Gary: I left Christianity after evaluating the many inconsistencies and false claims in the Bible, not just because of a couple of books by Bart Ehrman. One of those inconsistencies/false claims is: the evolving concept of an afterlife in the OT.
Christian blogger: That’s not problematic given Jewish or Christian theism. Since there’s the Biblical concept of progressive revelation whereby God grants more and more information about spiritual matters down through Redemptive History. It’s not one large data dump. That progression is seen even within the the Old Testament. And even within the first five books [i.e. the Torah/Penteteuch]. Also, “evolving” in what way? The Old Testament taught a conscious afterlife in Sheol and hinted at a more blessed condition for the righteous than for the unrighteous. That basic outline is completely consistent and compatible with the New Testament’s understanding of the afterlife. While it has some flaws [as Annihilationists point out], I recommend the general arguments presented by Robert Morey in his book “Death and the Afterlife.” For example, he points out how Gen. 35:18 says regarding Rachel “And as her soul was departing (for she was dying).” Implying an immaterial aspect to Rachel and its departure. Sure, the Hebrew word “soul” used could sometimes be translated “life,” but in this case it could also [more?] plausibly be translated as “soul.” Similar to how in 1 Ki 17:21 the “soul” [or “life”] came back INTO the child’s body. Or how Jacob said in Gen. 37:35, “No, I shall go down to Sheol to my son, mourning.” Implying Jacob believed in a conscious afterlife in Sheol where he would be reunited with his son Joseph.
While a bit dated, here’s a public domain link to Messianic Jewish scholar Alfred Edersheim’s Appendix 19 in his famous book, “Life and Times of Jesus the Messiah.” He shows how the New Testament didn’t invent the Christian afterlife out of thin air, but was partly built upon previous 2nd Temple Jewish beliefs about the afterlife. Beliefs that themselves were built upon from the Old Testament revelation.
Appendix 19, On Eternal Punishment, According to the Rabbis and the New Testament by Edersheim
“Since there’s the Biblical concept of progressive revelation whereby God grants more and more information about spiritual matters down through Redemptive History. It’s not one large data dump.”
Says who? Did God say this or is this “apologetic spin”, an ad hoc “harmonization” to explain away inconsistencies in one’s belief system? Yes, the Christian god may exist and, yes, progressive revelation might be true. But it is also entirely possible that the concept of an afterlife did not develop until the Jews were taken into captivity and exposed to the religions of Babylon, Persia, and Greece/Macedonia. Prior to their captivity, Jews believed that obedience to God resulted in blessings in THIS life. Once they were captives, the chances of blessings in this life looked bleak, their theology changed. Now obedience to God might not provide any benefits in the life, but one could look forward to blessings (or punishment) in the next.
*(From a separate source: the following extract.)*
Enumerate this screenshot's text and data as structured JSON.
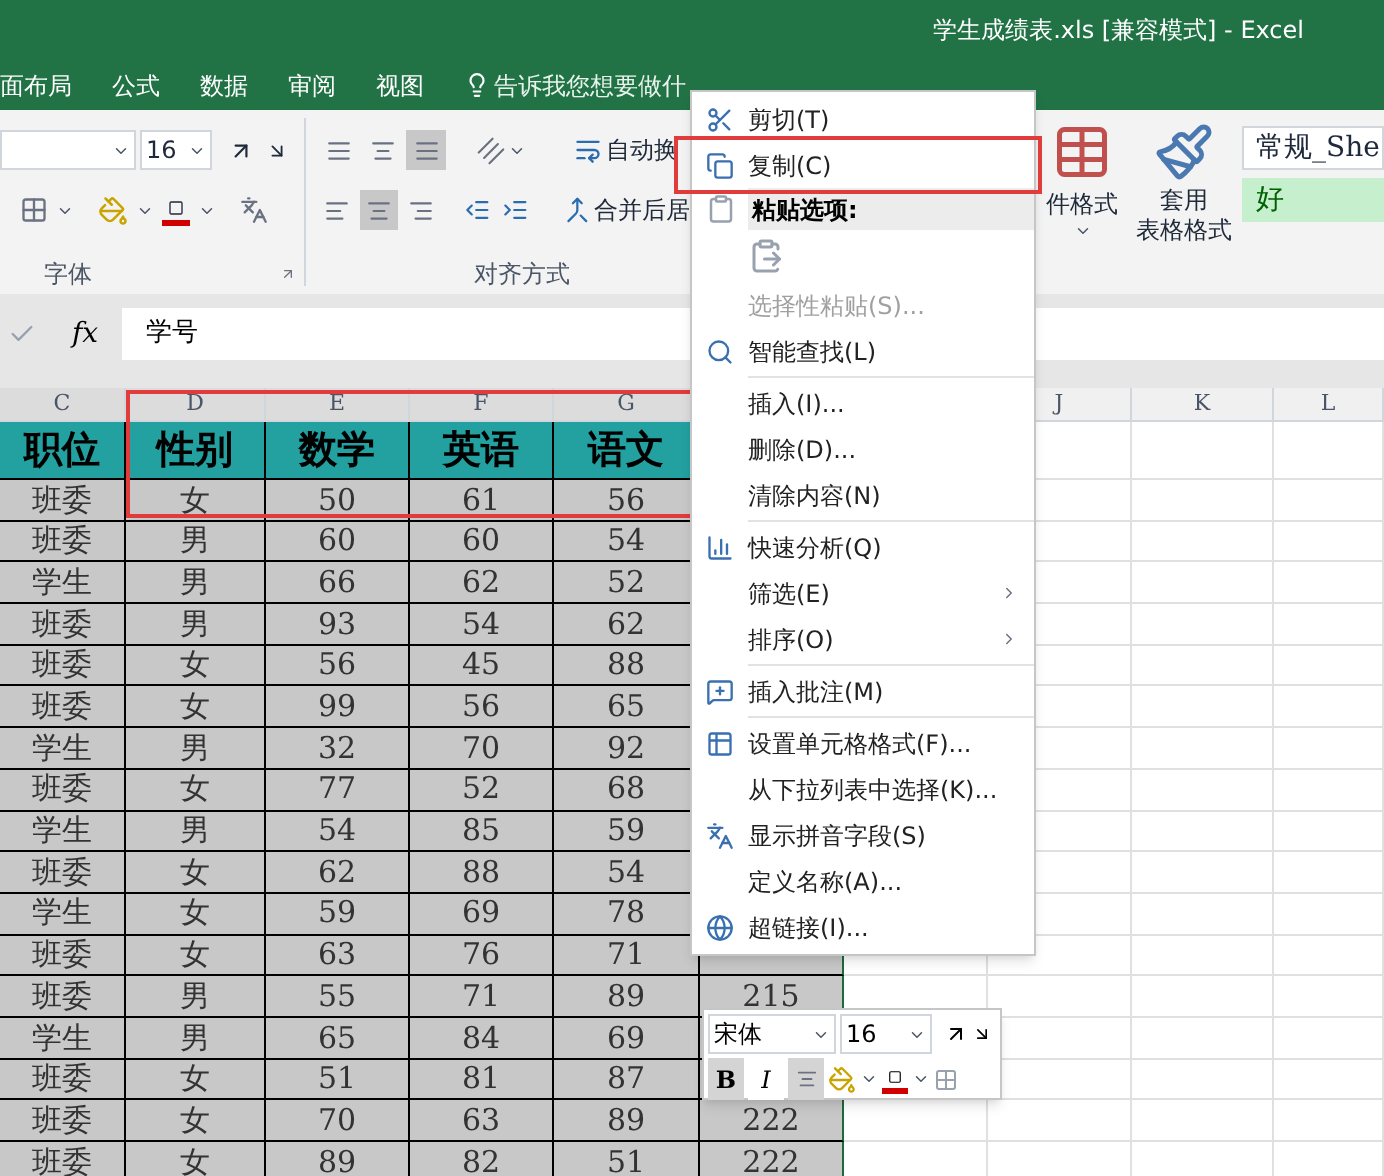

Bottom line: Progressive revelation might be true but it also may be nothing more than an ad hoc rationalization for a gaping inconsistency between the God of the Hebrews and the God of Christians. In my re-evaluation of Christianity, it wasn’t just one inconsistency. It was MANY. I came to realize that Christianity is a house of cards, a house of cards held together by the glue of ASSUMPTIONS. Christians must make a lot of assumptions to maintain their faith.
End of post.